Biocompatibility of different WH-doped nanocomposite fiber membranes. (A) CCK-8 assay of BMSC proliferation after 1, 3, and 5 days. (B) BMSC morphologies at 1, 3, and 5 days.

In this study, they constructed PCL/WH composites with different ratios of artificial periosteum by electrospinning technology. They compared the morphology, chemical composition, and thermal behavior of different membranes. The mechanical strength and stability of the membranes with different dopants were compared by tensile testing. The biocompatibility of the PCL/WH nanofiber membrane was evaluated by cell adhesion, proliferation, osteogenic differentiation, angiogenesis, and cell migration analyses. Furthermore, the angiogenesis ability of the nanofiber membrane in vivo was also studied.

Angiogenic activity stimulated by the ions released from nanocomposite fiber membranes on HUVECs cultured in conditioned media. (A) Representative images and (C–E) quantitative analysis of the tube formation assay. (B) Representative images and (F) quantitative analysis of the Transwell assays (*p < 0.05, **p < 0.01, ***p < 0.001, ****p < 0.0001).

Evaluation of the osteogenic differentiation of BMSCs in different nanocomposite fiber membranes. (A) Representative images of Sirius red staining at days 7 and 14 and (B) ARS staining at days 14 and 21. (C) Sirius red activity and (D) alizarin red staining. (E) Expression levels of osteogenesis-specific genes in BMSCs at 7 days. (*p < 0.05, **p < 0.01, ***p < 0.001, ****p < 0.0001).

In vivo subcutaneous biocompatibility evaluation of the composites. (A) Histological images of different nanocomposite fiber membranes with H&E staining for 7 and 14 days. (Red arrows: boundaries of materials and skin; black arrows: blood vessel). (B) Immunofluorescence staining of CD31 and α-SMA on days 7 and 14 for different nanocomposite fiber composites. (C) Relative flux intensity was calculated using ImageJ system software (****P < 0.0001).

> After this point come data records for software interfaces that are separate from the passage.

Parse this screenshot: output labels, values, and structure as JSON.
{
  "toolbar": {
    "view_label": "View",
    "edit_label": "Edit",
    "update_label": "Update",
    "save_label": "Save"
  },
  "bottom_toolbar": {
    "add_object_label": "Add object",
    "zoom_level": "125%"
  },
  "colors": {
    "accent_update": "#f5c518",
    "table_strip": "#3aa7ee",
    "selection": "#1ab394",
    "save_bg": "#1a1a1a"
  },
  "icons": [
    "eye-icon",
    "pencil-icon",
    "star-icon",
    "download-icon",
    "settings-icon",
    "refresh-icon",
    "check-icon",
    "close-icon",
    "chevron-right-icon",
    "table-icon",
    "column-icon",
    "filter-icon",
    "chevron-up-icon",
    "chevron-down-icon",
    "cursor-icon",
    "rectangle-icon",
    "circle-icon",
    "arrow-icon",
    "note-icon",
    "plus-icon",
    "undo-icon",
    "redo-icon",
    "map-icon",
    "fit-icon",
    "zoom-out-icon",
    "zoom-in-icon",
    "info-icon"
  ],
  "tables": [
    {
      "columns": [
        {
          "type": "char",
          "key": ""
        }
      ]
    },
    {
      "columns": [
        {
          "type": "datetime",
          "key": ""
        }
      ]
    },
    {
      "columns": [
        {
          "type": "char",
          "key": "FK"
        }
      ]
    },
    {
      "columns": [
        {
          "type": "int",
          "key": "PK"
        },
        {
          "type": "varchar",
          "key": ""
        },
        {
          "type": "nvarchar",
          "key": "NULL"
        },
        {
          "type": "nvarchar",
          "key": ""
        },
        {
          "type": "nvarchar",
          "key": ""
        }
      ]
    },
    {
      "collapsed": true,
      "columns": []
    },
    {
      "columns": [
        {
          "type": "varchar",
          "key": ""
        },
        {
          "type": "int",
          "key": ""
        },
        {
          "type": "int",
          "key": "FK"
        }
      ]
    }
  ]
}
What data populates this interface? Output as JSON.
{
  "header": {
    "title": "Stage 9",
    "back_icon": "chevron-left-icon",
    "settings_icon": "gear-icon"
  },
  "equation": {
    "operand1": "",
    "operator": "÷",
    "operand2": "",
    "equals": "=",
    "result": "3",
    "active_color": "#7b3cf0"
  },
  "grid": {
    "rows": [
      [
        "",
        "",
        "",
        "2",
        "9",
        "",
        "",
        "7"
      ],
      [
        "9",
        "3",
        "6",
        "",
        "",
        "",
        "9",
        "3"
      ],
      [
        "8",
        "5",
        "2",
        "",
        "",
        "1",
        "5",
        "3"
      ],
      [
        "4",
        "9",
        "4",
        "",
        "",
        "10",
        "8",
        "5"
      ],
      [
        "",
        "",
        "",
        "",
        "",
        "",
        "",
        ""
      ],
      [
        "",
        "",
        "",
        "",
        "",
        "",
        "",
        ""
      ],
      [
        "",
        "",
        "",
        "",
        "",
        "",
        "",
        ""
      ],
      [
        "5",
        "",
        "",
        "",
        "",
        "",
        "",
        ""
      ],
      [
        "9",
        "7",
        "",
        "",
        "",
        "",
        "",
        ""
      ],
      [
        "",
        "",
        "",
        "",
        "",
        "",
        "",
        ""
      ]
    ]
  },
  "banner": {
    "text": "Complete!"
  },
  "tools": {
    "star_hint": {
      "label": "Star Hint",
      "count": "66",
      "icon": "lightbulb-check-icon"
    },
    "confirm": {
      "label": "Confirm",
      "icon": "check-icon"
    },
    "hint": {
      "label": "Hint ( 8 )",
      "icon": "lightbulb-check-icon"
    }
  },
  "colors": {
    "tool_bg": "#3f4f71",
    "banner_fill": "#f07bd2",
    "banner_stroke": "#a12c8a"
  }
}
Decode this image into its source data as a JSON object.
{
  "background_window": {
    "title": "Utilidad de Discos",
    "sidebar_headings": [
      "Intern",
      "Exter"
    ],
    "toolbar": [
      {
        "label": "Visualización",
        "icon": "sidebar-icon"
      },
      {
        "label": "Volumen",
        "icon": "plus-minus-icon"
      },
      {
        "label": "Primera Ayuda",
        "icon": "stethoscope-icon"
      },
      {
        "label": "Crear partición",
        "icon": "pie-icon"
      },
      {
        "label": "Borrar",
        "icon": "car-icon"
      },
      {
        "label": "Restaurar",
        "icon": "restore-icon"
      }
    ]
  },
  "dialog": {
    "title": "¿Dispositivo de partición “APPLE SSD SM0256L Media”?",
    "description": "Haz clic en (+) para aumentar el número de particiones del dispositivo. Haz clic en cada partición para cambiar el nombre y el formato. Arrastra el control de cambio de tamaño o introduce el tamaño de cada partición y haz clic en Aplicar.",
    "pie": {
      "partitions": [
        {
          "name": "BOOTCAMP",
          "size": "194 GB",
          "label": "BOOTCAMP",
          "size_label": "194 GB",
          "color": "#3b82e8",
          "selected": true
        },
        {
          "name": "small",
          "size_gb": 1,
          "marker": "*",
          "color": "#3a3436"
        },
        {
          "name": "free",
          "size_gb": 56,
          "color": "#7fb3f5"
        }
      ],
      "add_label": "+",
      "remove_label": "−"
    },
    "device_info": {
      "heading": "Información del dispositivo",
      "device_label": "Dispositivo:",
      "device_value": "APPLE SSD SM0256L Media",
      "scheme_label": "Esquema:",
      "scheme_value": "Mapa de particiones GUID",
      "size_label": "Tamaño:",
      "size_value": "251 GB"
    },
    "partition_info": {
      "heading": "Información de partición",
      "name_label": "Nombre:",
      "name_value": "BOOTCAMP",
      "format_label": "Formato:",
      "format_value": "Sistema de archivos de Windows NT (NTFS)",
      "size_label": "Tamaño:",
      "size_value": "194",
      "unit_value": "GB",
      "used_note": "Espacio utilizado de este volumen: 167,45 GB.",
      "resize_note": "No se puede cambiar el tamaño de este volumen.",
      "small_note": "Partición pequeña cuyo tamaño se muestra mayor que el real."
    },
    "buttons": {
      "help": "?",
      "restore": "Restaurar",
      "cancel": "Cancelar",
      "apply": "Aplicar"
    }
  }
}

  1. Poly-ε-caprolactone/Whitlockite Electrospun Bionic Membrane with an Osteogenic–Angiogenic Coupling Effect for Periosteal Regeneration Xiangke Zhang, Wenbin Liu, Jiawei Liu, Yihe Hu, and Honglian Dai ACS Biomaterials Science & Engineering Article ASAP DOI: 10.1021/acsbiomaterials.1c00426